So if you live in the Greater Toronto Area (GTA) and were watching primetime TV last night, you probably got startled by the alert that flashed across your screen not to mention that loud alarm system-like sound that went along with it.
A boy in Orillia had been abducted – or so authorities thought. Thankfully, this story had a happy ending with the boy being found safe a few hours later and it also being revealed that he hadn’t been abducted after all. It was a case of misunderstanding – where a family member forced the boy into a car because he had run off earlier.
Phew. Case closed.

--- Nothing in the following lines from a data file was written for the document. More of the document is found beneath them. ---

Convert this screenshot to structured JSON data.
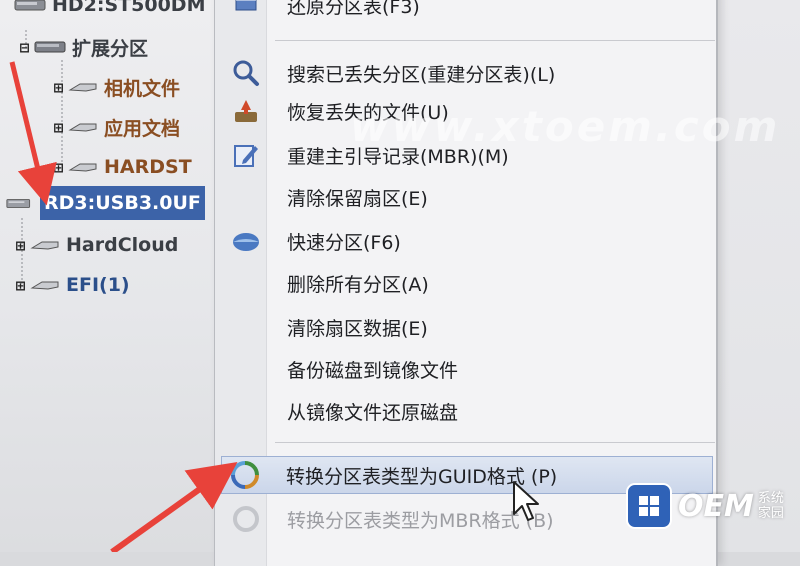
{
  "tree": {
    "items": [
      {
        "label": "HD2:ST500DM"
      },
      {
        "label": "扩展分区"
      },
      {
        "label": "相机文件"
      },
      {
        "label": "应用文档"
      },
      {
        "label": "HARDST"
      },
      {
        "label": "RD3:USB3.0UF"
      },
      {
        "label": "HardCloud"
      },
      {
        "label": "EFI(1)"
      }
    ],
    "expander_symbol": "⊞",
    "collapse_symbol": "⊟"
  },
  "menu": {
    "items": [
      {
        "label": "还原分区表(F3)",
        "icon": "restore-table-icon"
      },
      {
        "label": "搜索已丢失分区(重建分区表)(L)",
        "icon": "search-icon"
      },
      {
        "label": "恢复丢失的文件(U)",
        "icon": "recover-files-icon"
      },
      {
        "label": "重建主引导记录(MBR)(M)",
        "icon": "edit-mbr-icon"
      },
      {
        "label": "清除保留扇区(E)",
        "icon": ""
      },
      {
        "label": "快速分区(F6)",
        "icon": "quick-partition-icon"
      },
      {
        "label": "删除所有分区(A)",
        "icon": ""
      },
      {
        "label": "清除扇区数据(E)",
        "icon": ""
      },
      {
        "label": "备份磁盘到镜像文件",
        "icon": ""
      },
      {
        "label": "从镜像文件还原磁盘",
        "icon": ""
      },
      {
        "label": "转换分区表类型为GUID格式 (P)",
        "icon": "convert-icon"
      },
      {
        "label": "转换分区表类型为MBR格式 (B)",
        "icon": "convert-disabled-icon"
      }
    ]
  },
  "watermark": "www.xtoem.com",
  "logo": {
    "main": "OEM",
    "sub_line1": "系统",
    "sub_line2": "家园"
  },
  "colors": {
    "selection": "#3c63a8",
    "arrow": "#e8423a",
    "highlight": "#cbd6ea",
    "logo": "#2f62b7"
  }
}
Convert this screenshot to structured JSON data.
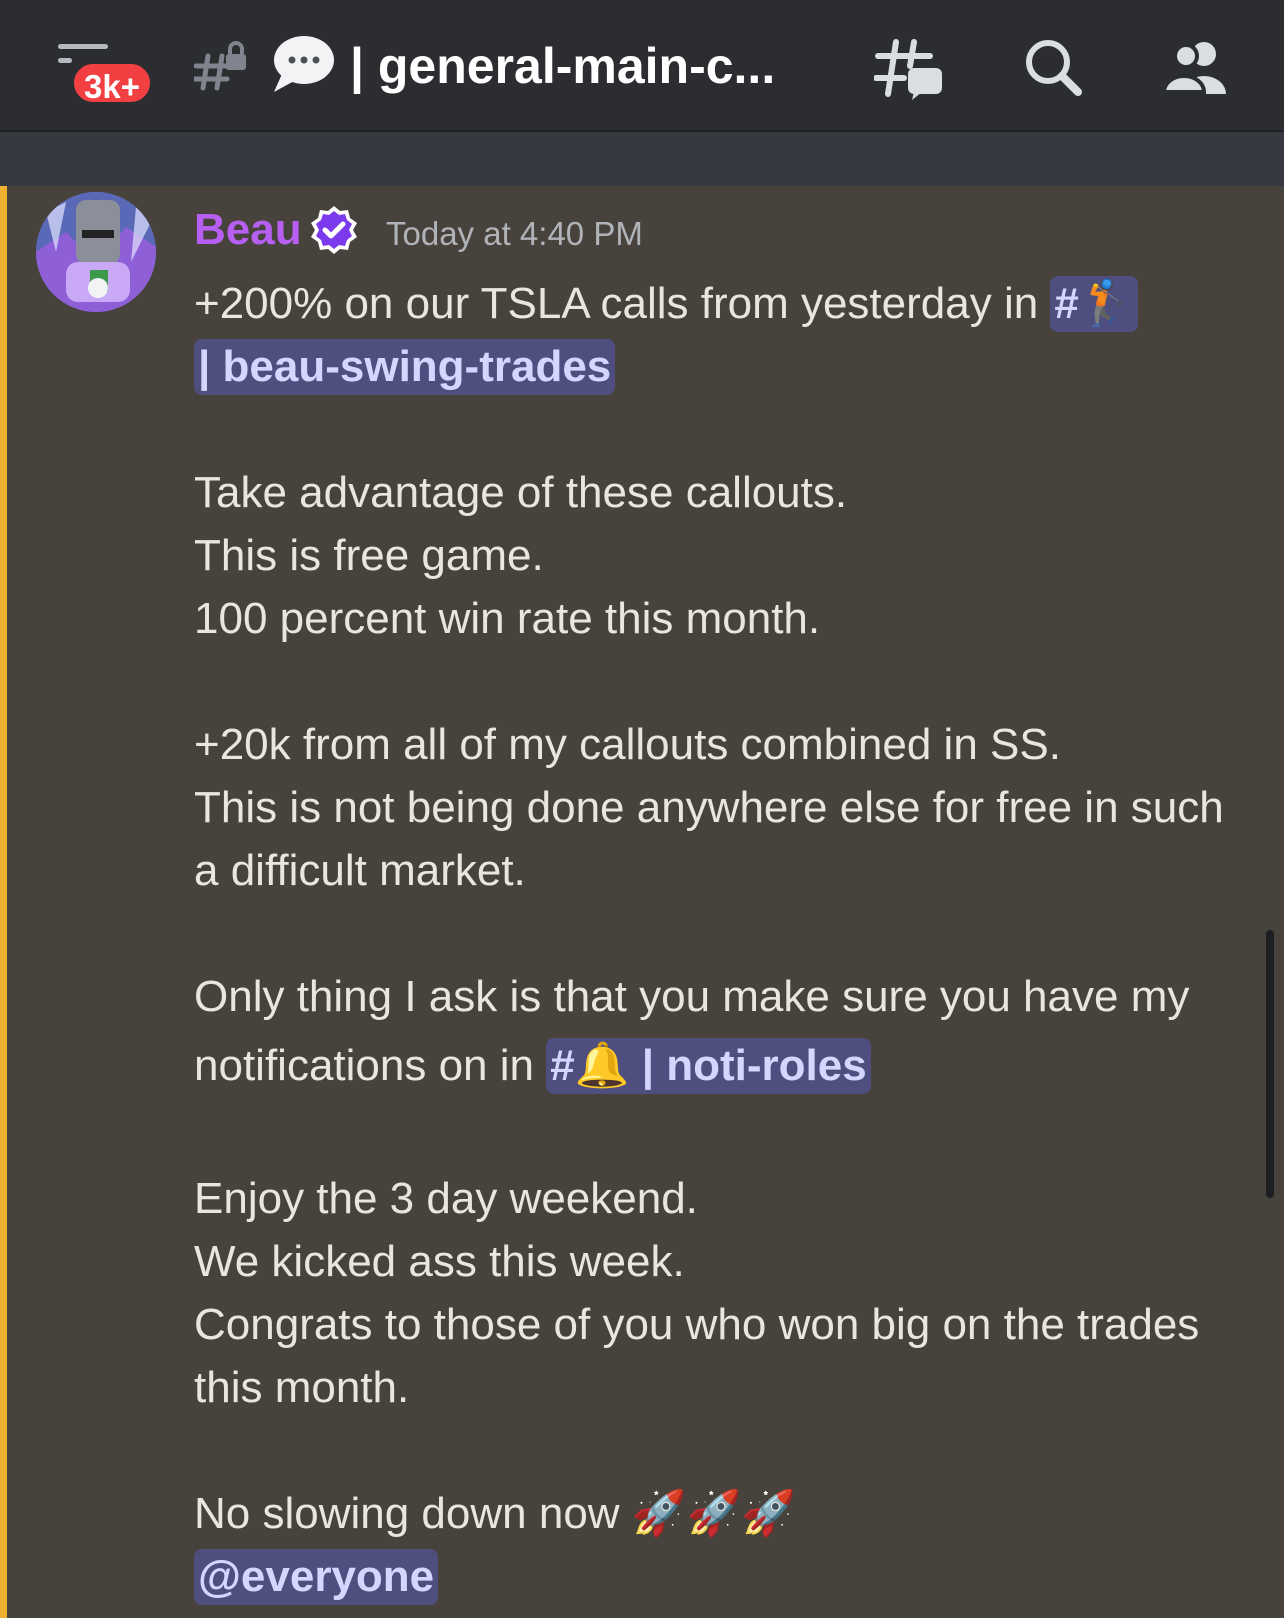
{
  "header": {
    "badge": "3k+",
    "channel_name": "| general-main-c..."
  },
  "message": {
    "author": "Beau",
    "timestamp": "Today at 4:40 PM",
    "line1_prefix": "+200% on our TSLA calls from yesterday in ",
    "mention1_hash": "#",
    "mention1_emoji": "🏌",
    "mention1_name": "| beau-swing-trades",
    "lines_a": [
      "Take advantage of these callouts.",
      "This is free game.",
      "100 percent win rate this month."
    ],
    "lines_b": [
      "+20k from all of my callouts combined in SS.",
      "This is not being done anywhere else for free in such",
      "a difficult market."
    ],
    "line_c": "Only thing I ask is that you make sure you have my",
    "line_d_prefix": "notifications on in ",
    "mention2_hash": "#",
    "mention2_emoji": "🔔",
    "mention2_name": " | noti-roles",
    "lines_e": [
      "Enjoy the 3 day weekend.",
      "We kicked ass this week.",
      "Congrats to those of you who won big on the trades",
      "this month."
    ],
    "line_f": "No slowing down now ",
    "line_f_emojis": "🚀🚀🚀",
    "mention3": "@everyone"
  },
  "colors": {
    "author": "#b65ff2",
    "mention_bg": "#4e4f7e",
    "accent": "#f0b132",
    "badge": "#f23f42"
  },
  "icons": [
    "hamburger-menu-icon",
    "locked-channel-icon",
    "speech-bubble-icon",
    "threads-icon",
    "search-icon",
    "members-icon",
    "verified-badge-icon"
  ]
}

But something very unsettling came out of this incident. While most of the reaction was generally positive, much of it was also quite alarming (pun not intended). Several people complained about how inconvenienced they were during their beloved season finale’s while the Amber Alert was on. And much to my dismay, one report even stated that viewers called 911 – not for an emergency, not because they had a potential lead on the alert, but because they were annoyed with the alert itself! Unreal.
Have we really become that shallow?
Here’s one example of the negative reaction:
Thank you, tweeter. You are either just vying for attention or basically saying that the next time a child goes missing, no one should be notified because it’s ‘annoying’. The ignorance is truly disappointing.
To all those who complained, what if it was your child that had seemingly been snatched? Would you not want the public helping in the search for their safe return? The fact that this occurred in Orillia does not matter either as would-be kidnappers would easily be able to travel from one city to another. The invasiveness of this alert was as effective as it was meant to be with the vehicle in question being tracked down as quickly as possibly because of it.
And despite the fact that it ended up being a false alarm, the alert was issued because it was presumed that a child had gone missing! This was the first time a nationwide alert of this magnitude had gone out and, in my opinion, it absolutely delivered. Everyone was notified on any device, anywhere.
For me, I felt a real sense of community when I saw the alert. I felt involved and felt a real concern for this child and instinctually wanted to do anything I could to help locate him safely.
So two key messages here:
1) The next time such an alert comes across your TV or mobile device, please accept the alert for the message it is conveying. It is meant to be loud, shrill and intrusive so that it gets your attention, regardless of what you are doing. Try not to get annoyed. Whatever you’re in the middle of watching will be available to view later – but a child missing may not see another day. I still have faith in us as humans to put our selfishness aside and think of others – especially in a time of desperation and need.
2) To parents and guardians: think twice before you cause a scene, forcing your child into a vehicle again – you never know who’s watching and what the consequences could be of a misinterpreted action.
What are your thoughts on this? Please share your comments below.
The image in this post can be found here.